- Check yourself out in the mirror right before your session starts. Even if you’ve hired a make-up artist for your shoot, check out the result yourself. Confirm your tie is straight or your scarf adjusted just so, smooth down your hair if necessary. Take a moment to be sure that you look the way you want to be seen. The added confidence of that one moment will read in your photos.
Following these basic tips will give you the headshot that’s required for today’s competitive marketplace. It all starts with you being prepared, and the chemistry you’ll find with the right photographer.

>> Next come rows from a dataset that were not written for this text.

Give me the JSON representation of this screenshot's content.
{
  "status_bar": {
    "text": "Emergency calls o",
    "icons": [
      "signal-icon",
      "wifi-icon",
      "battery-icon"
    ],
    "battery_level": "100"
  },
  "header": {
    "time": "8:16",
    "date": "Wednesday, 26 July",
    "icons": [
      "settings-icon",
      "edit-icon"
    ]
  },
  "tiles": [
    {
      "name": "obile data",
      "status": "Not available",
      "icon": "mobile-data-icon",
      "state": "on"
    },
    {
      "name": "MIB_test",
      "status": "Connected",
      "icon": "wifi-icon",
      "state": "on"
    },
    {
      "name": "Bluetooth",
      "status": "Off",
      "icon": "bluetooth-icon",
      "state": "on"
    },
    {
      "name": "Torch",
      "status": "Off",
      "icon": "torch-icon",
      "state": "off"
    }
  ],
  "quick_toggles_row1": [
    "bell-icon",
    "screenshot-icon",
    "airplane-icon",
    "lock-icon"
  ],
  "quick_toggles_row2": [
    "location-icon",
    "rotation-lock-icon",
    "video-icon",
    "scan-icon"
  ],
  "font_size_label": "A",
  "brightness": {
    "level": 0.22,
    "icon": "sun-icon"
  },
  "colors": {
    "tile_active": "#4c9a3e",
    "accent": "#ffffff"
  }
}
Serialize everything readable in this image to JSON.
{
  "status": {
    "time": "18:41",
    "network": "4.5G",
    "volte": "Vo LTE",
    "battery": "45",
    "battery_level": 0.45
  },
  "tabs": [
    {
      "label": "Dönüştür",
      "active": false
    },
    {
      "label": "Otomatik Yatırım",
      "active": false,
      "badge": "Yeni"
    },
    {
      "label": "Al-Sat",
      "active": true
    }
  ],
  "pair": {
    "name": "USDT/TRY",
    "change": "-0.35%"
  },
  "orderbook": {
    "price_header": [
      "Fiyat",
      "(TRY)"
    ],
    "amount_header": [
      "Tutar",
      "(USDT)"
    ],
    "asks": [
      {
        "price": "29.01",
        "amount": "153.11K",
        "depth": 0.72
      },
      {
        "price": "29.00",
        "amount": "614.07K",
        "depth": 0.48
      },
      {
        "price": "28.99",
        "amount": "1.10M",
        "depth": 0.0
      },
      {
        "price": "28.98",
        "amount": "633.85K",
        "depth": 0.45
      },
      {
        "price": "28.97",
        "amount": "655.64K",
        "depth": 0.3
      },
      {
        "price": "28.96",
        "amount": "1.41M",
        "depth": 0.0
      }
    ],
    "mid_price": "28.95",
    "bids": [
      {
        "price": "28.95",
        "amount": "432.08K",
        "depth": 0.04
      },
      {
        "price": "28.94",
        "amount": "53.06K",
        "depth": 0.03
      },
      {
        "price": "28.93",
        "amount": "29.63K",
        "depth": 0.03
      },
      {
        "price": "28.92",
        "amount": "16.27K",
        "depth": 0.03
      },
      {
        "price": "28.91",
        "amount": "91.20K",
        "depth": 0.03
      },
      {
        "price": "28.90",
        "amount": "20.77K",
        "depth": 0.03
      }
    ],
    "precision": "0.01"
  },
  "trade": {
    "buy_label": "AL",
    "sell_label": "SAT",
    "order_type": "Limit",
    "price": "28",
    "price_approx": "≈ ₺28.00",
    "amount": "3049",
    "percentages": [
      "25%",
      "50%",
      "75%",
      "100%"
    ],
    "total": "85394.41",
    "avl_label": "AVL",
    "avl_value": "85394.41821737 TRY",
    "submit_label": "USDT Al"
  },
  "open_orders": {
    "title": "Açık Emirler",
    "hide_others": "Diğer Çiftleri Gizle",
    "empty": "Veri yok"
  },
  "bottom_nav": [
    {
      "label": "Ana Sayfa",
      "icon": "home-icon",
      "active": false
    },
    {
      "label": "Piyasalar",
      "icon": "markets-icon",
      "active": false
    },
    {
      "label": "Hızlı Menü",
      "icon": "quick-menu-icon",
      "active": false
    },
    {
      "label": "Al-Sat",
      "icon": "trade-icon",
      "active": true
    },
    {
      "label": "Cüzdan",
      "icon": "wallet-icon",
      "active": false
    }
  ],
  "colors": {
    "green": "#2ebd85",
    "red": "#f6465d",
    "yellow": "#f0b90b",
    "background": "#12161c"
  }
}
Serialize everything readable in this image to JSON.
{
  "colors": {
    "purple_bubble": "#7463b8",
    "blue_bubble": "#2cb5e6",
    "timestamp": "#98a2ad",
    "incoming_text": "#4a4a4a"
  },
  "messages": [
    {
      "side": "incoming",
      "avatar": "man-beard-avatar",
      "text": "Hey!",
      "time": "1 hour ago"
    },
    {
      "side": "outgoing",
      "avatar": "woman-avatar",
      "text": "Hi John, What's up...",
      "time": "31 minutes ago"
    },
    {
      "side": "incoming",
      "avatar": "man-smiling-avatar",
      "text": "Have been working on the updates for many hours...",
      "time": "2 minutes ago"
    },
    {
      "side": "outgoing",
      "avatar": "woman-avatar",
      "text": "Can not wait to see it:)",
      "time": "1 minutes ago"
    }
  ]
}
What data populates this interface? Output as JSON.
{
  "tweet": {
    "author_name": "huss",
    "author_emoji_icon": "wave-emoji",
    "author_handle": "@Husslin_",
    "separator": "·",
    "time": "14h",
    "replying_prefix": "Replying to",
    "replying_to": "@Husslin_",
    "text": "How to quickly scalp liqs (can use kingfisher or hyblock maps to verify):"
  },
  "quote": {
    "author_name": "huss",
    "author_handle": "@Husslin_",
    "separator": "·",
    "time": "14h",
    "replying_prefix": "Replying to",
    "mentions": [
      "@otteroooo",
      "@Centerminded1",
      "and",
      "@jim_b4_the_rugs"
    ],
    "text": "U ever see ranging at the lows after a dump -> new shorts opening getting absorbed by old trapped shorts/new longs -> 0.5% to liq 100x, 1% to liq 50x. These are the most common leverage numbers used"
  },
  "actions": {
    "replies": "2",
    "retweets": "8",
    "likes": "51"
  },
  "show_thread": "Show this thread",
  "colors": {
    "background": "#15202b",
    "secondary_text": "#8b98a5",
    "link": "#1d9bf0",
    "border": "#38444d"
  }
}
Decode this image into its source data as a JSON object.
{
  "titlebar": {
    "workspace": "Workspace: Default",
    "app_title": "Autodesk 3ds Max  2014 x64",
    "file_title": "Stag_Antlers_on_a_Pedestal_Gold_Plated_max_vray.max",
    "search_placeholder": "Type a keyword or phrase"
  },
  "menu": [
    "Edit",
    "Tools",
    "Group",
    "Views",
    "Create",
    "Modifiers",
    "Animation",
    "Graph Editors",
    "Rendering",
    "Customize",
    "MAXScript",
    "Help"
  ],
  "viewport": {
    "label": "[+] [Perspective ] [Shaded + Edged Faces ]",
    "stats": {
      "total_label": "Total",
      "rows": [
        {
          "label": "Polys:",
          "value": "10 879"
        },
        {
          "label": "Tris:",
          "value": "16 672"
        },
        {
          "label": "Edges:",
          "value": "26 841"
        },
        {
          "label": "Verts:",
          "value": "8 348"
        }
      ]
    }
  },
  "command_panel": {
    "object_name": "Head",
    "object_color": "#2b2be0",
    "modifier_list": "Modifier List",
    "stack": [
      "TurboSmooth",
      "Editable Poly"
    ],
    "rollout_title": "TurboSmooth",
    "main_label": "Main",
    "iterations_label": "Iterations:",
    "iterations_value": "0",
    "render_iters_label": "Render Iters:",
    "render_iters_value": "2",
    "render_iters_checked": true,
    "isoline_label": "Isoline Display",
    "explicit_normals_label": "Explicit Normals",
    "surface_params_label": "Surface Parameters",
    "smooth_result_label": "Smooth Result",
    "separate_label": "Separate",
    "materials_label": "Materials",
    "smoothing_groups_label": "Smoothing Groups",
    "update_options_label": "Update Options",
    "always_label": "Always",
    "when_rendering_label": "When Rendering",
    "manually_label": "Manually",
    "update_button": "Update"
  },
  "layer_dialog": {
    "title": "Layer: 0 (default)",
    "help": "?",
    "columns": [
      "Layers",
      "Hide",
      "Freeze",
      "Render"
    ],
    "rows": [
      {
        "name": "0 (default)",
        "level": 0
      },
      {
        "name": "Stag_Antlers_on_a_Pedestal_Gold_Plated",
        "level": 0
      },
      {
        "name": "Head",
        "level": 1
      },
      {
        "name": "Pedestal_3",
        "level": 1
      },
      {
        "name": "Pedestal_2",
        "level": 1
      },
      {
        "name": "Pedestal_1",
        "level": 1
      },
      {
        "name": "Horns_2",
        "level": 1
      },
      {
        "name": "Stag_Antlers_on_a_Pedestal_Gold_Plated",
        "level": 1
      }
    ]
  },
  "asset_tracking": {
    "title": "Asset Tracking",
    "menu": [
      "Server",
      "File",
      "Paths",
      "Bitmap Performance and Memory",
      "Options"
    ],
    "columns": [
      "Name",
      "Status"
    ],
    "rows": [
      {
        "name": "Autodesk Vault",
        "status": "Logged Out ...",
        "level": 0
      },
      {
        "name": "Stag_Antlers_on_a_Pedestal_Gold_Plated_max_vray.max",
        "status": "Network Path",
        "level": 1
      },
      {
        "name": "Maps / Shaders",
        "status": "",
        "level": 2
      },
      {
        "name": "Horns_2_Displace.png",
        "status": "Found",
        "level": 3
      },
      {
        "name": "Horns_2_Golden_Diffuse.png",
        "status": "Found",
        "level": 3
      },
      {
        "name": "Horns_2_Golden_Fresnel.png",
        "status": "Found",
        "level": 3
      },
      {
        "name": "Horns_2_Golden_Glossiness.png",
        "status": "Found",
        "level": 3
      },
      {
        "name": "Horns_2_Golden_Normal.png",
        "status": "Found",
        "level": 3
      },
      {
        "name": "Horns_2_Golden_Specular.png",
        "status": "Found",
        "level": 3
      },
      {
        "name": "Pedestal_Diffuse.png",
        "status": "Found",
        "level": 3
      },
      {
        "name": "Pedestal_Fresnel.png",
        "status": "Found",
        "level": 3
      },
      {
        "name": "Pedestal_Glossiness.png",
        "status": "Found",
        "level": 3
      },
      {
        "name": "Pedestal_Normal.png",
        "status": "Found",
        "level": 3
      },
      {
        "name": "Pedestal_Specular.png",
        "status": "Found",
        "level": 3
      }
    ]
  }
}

One of my many assignments today was to photograph Jack Markell the Governor of Delaware who is chairman of the board of JAG (Jobs for America’s Graduates) which was meeting at the Hyatt Regency on Capitol Hill. A photographer might not be shooting pictures of a governor every day. But we are often called on to photograph business executives and many of the same principles that applied when I was photographing Governor Markell were the same later in the day when I was shooting a series of executive portraits at the Moran Company which is a health care research and constulting firm with expertise in Medicare & Medicaid reimbursement located in Arlington, VA. These particular images will be used for their website. My biggest challenge is to keep the subjects engaged with the camera, I find it helpful to use a tripod so I can make eye contact while pressing the shutter. Most clients with the exception of CEO’s, public speakers and politicians have a tendency to recede away from the camera and it’s my objective to get the subject to project towards the camera. With the Moran Company I had nine subjects and some watched on as I photographed their co-workers, in this situation, it’s not easy to keep people relaxed and engaged but I had to do it. My equipment is very portable so I walked around the office moving away from the co-workers and isolating the subject to control the situation. When I photograph large law firms or companies with 20 or more partners or employees I schedule the sessions for five minutes between each person for that very reason. While photographing the Moran Company I used both natural light and studio light and sometimes even the combination of the two. It’s important to remember that one must work fast, for example I had five minutes with the Governor on location and very limited lighting equipment. Most of the time I rely on one off camera light which is usually a Nikon flash in a soft box or some sort of light modifier on a rolling stand and oh yes, I always bring a collapsible reflector.